Samstag, 11. Januar 2014

Sounds of war and screams of joy

When I was a little girl I used to make my parents and sister wake up at the crack of dawn to open presents on Christmas day. As I grew up, Christmas day started later and later. Eventually, presents became less important and rather the traditions that we had and the people we celebrated with became the core of the holiday. This year I was in Germany for Christmas. My first Christmas not at home in Maine. To be honest, it was completely normal. I got to experience a traditional German Christmas with all the glory of a foreigner. I realize that Christmas is no longer this concrete holiday that we celebrate the same way every year, but rather a fluid and changing part of my cultural world. You no longer have to be Christian to celebrate the holiday and where you do it also doesn't matter. How you celebrate it is completely subjective. I have some Jewish friends who celebrate by going to the movies or ordering Chinese take-out. I think the holiday will continue to develop and I will celebrate a little differently every year. Now that I have the customs of a German Christmas under my belt I will share them with my family and friends and spread those traditions to those I love. That is how Cultural Anthropology works my friends!

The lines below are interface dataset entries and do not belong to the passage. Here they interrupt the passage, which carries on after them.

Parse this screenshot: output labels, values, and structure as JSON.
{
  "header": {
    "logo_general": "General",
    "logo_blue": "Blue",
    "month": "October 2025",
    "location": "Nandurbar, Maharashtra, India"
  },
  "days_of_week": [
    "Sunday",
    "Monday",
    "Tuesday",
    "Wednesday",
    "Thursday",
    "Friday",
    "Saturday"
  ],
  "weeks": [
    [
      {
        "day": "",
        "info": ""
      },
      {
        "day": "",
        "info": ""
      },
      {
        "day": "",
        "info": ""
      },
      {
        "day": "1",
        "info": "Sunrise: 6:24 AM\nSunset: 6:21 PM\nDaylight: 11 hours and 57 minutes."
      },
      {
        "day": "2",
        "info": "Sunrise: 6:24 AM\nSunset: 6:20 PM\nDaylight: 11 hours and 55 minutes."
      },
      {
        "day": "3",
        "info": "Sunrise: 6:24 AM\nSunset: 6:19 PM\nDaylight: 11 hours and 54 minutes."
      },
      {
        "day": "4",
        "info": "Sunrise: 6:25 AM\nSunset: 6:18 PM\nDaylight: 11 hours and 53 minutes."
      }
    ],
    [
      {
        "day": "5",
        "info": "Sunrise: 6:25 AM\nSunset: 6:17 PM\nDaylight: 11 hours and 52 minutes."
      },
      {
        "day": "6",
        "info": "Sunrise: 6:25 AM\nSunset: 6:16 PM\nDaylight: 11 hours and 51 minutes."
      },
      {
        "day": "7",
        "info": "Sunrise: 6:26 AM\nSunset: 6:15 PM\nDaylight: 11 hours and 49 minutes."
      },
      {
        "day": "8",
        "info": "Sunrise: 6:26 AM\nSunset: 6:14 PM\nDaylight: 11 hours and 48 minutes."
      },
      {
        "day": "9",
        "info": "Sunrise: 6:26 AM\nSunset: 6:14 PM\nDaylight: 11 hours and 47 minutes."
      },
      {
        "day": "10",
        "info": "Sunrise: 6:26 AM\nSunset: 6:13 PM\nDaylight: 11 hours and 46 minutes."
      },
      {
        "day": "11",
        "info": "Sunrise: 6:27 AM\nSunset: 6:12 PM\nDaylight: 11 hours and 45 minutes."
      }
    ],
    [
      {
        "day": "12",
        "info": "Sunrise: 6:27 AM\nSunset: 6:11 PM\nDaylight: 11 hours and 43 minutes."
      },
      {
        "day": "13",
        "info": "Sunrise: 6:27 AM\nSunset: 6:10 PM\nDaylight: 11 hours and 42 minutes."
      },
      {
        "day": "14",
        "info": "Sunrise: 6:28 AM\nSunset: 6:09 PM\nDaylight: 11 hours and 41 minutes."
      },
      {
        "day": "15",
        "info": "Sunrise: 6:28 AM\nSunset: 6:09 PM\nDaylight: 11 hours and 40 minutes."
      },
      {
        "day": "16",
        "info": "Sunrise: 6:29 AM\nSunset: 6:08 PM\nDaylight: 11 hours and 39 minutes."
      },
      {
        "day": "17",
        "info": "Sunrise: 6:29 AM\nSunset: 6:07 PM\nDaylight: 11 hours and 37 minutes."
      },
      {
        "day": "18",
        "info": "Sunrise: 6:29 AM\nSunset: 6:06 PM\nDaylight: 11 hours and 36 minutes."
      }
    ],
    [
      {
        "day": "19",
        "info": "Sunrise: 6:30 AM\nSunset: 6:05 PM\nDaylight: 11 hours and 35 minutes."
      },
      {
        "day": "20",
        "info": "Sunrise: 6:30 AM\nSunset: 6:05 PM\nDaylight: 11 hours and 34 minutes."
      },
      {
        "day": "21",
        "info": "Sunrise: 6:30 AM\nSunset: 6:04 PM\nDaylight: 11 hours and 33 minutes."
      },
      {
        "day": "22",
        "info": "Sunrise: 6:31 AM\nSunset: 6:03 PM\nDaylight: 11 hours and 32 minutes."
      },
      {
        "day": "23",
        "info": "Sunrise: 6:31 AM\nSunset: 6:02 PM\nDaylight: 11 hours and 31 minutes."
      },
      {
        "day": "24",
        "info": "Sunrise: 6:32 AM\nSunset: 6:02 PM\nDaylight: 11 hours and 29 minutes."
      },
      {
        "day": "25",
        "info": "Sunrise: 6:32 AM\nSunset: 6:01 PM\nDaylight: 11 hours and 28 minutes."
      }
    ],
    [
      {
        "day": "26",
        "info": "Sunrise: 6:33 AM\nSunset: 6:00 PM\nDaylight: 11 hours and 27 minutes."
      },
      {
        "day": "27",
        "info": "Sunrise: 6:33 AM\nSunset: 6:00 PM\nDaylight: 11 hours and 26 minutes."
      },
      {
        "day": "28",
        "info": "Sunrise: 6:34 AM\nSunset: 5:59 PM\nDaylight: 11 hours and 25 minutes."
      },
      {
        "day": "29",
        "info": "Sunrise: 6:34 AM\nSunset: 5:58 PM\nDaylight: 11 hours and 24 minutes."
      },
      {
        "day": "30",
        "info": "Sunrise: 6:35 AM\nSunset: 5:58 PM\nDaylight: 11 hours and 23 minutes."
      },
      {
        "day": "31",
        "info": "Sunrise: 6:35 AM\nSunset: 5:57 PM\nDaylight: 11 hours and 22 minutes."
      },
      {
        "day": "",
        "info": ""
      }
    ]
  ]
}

Oh shit! Guess what? It is a new year!!!! I know. I almost forgot ;-). But seriously, I am so glad that it is finally 2014. As I think most people would agree, the new year is like a new page, a new leaf, a new start. It is completely cliche and cheesy, but it is true and I think it helps people to feel like that have power again and hope again. Of course most New Year's Resolutions fail miserably, but some do succeed and I think that any chance people take to better themselves is worthy of hefty celebration. I was in Hamburg with some tremendous young intelligent women for New Year's Eve and Day. We celebrated to the max and did not leave a thing out. For dinner we cooked an insanely elaborate Mexican meal with yummy spicy beans, guacamole, SALSA from the USA since you can't procure such luxury items here in DE, and many other yummy sides. I tried to make margaritas with vodka. Oops. I know. They were actually alright, but not the real thing. After dinner we chatted, ate homemade chocolate mousse, and painted our faces with war paint for the big celebration. Somehow we made it to the Alster, which is like a giant pond in the middle of the city where lots of rich people live. We posted ourselves on a bridge with two bottles of Prosecco and plastic cups and sparklers. It was absolutely surreal. Hundreds of people crowded the bridge. Drunk screams of joy and excitement mingled in the air with cracks, fizzles, pops, and bangs from firecrackers. The street was left mostly clear for the larger fireworks. Since most people were probably either pleasantly buzzed or completely plastered, all sense of safety and sensibility went out the window. People were setting professional grade fireworks off in the midst of this huge crowd. The air was full of sulfur and smoke and ash. It was like a war zone, or at least how I can imagine one. Not only was this completely wild, but cars were still driving across the bridge through this complete and utter chaos. They swerved between exploding fireworks. It was wild. I even saw an entire box of fireworks catch on fire.
Midnight drew nearer. We opened a bottle and distributed the fizzy drink. We lit sparklers, screamed, laughed, hugged strangers, and checked our clocks diligently. Apparently Germans don't count down the last 10 seconds like Americans, so of course, we Americans had to countdown. It was thrilling. I felt like a hot-air balloon that could float away with happiness. At midnight people tried their best to explode the city with celebration. All inhibition was gone and it was just pure humanity. That night will live on in the book of New Year's Eves that are hard to beat.

Now it is a new year. The gyms are more full than normal with people trying to fulfill New Year's resolutions, somehow we feel like this is a new chance to start over. I believe it. I will always be a complete romantic about New Year's. I think people need the chance to turn over a new page. We need the hope that it is possible to start again with a somewhat clean slate. Of course, we carry all of ourselves from past years forever, but a new year is a chance to say "hey, this year, things will be different". I want to keep that hope alive. Thinking of all the things that have made me who I am and trying to see beauty more in everyday life. Happy New Year everyone. I hope it's a good one.